REQUIRED WORK = Count the lines in the data below that include the word "value", then state the total and nothing besides.

DATA SHOWN =
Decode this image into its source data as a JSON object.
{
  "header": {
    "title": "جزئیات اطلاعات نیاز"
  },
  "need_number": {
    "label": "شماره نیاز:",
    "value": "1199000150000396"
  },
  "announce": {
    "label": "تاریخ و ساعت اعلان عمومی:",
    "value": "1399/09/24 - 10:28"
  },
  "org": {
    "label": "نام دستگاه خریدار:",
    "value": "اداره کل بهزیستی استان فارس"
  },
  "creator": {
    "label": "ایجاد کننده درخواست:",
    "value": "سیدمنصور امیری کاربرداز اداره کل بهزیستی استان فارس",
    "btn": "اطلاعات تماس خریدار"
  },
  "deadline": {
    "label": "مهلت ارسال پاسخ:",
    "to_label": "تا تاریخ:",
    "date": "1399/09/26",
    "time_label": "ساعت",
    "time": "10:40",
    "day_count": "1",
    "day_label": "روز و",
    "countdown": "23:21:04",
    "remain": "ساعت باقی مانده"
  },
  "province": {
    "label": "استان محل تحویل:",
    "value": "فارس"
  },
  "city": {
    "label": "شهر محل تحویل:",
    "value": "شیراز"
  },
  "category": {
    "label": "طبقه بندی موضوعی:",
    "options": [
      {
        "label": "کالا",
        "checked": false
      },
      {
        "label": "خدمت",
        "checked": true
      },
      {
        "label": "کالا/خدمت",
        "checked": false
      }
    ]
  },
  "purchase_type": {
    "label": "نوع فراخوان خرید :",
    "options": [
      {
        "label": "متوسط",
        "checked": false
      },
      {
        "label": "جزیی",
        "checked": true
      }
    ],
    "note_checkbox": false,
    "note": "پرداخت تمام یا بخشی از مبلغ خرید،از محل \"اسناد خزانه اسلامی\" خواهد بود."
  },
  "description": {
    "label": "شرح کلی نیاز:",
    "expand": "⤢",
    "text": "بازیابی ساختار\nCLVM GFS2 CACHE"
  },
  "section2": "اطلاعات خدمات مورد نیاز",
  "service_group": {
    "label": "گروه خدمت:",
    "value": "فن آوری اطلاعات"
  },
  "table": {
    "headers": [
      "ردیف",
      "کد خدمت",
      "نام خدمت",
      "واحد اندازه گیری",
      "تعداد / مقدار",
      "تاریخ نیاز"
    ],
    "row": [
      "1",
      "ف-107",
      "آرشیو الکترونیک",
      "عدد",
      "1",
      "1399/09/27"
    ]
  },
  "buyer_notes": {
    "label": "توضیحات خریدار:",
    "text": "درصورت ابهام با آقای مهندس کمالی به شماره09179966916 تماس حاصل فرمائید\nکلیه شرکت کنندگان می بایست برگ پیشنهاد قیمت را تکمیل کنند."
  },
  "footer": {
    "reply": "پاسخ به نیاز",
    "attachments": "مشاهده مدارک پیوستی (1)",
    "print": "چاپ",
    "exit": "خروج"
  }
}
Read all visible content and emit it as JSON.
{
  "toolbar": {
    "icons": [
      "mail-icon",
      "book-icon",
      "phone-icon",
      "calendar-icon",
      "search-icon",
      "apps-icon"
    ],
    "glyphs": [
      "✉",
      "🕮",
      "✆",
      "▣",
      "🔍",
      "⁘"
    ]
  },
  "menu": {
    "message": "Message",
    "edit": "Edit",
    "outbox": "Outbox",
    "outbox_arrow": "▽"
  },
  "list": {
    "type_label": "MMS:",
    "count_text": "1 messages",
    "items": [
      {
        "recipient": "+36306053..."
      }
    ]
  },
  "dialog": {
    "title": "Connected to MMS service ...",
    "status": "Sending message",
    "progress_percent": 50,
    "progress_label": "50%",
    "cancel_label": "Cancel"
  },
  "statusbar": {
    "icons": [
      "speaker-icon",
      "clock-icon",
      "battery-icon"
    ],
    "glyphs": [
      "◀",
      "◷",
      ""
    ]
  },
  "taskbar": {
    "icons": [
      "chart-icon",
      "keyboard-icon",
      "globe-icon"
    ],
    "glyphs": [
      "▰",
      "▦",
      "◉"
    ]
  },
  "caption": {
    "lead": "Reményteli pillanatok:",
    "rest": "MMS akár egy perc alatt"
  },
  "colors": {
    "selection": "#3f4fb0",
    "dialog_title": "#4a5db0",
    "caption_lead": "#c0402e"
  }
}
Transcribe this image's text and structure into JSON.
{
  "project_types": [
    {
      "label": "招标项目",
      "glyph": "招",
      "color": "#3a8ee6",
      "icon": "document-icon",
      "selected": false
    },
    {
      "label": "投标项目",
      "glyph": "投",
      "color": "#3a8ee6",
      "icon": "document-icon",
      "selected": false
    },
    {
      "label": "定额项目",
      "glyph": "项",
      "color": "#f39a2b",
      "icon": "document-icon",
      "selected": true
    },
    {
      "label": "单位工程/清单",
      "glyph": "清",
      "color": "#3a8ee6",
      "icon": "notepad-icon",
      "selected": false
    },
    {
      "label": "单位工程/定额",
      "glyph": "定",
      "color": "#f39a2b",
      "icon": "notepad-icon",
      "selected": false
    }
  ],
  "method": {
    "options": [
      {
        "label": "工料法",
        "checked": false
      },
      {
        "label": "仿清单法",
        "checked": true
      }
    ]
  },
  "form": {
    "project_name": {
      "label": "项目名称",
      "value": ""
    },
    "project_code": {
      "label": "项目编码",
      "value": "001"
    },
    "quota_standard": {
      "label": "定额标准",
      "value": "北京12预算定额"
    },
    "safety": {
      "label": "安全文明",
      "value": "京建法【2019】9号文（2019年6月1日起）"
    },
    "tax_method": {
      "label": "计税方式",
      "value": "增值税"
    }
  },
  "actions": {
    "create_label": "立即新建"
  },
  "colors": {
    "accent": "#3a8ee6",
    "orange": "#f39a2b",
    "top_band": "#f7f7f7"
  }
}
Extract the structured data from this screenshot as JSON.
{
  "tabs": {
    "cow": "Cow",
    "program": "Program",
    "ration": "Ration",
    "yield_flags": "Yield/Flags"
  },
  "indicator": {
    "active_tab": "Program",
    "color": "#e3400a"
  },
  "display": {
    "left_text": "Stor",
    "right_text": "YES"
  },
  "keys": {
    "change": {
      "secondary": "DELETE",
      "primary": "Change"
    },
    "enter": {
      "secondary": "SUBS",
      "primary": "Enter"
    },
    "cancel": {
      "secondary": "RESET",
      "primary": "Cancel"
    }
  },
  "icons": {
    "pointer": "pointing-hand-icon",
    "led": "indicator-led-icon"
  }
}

SOLUTION FOR THIS PROBLEM = 12